§ **Data extracts**:
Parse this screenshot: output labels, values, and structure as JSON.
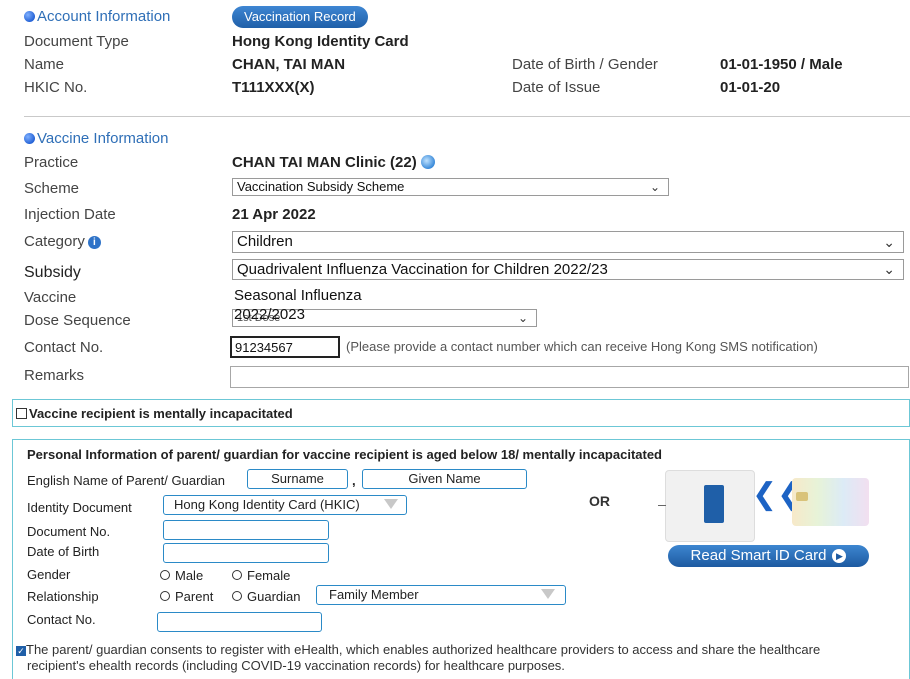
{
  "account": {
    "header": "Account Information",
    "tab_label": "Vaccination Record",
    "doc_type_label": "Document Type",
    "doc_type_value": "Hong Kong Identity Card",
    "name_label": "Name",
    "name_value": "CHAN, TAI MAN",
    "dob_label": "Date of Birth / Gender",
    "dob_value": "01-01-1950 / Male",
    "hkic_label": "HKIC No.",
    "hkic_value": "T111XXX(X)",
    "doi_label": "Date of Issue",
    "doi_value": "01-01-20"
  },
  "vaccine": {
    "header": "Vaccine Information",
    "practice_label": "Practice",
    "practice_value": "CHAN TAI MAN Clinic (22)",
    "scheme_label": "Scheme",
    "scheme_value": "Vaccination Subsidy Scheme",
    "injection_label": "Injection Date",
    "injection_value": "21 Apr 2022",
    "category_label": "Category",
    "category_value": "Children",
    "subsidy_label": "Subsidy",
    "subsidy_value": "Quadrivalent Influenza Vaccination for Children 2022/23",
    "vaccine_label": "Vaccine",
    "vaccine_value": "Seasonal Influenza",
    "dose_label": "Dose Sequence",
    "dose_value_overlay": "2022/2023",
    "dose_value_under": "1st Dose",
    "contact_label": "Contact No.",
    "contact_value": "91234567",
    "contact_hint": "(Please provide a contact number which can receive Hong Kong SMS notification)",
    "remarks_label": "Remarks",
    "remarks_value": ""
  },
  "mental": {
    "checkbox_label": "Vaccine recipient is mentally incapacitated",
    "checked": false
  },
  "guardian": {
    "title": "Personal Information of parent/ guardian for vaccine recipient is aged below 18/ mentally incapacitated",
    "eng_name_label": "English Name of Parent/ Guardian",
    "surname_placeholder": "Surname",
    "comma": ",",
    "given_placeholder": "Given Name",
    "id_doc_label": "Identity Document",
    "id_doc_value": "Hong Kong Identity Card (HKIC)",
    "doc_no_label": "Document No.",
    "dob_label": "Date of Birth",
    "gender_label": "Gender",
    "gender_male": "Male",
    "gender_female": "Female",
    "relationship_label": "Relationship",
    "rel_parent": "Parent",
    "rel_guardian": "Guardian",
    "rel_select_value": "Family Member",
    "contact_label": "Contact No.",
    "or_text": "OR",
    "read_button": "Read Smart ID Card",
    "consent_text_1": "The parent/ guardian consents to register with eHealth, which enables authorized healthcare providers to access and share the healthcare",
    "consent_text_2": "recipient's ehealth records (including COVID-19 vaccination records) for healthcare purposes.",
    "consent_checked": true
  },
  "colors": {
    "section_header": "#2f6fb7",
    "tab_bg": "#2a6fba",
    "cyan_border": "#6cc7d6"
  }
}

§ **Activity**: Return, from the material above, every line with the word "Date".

§ **Answer below**:
    "dob_label": "Date of Birth / Gender",
    "doi_label": "Date of Issue",
    "injection_label": "Injection Date",
    "dob_label": "Date of Birth",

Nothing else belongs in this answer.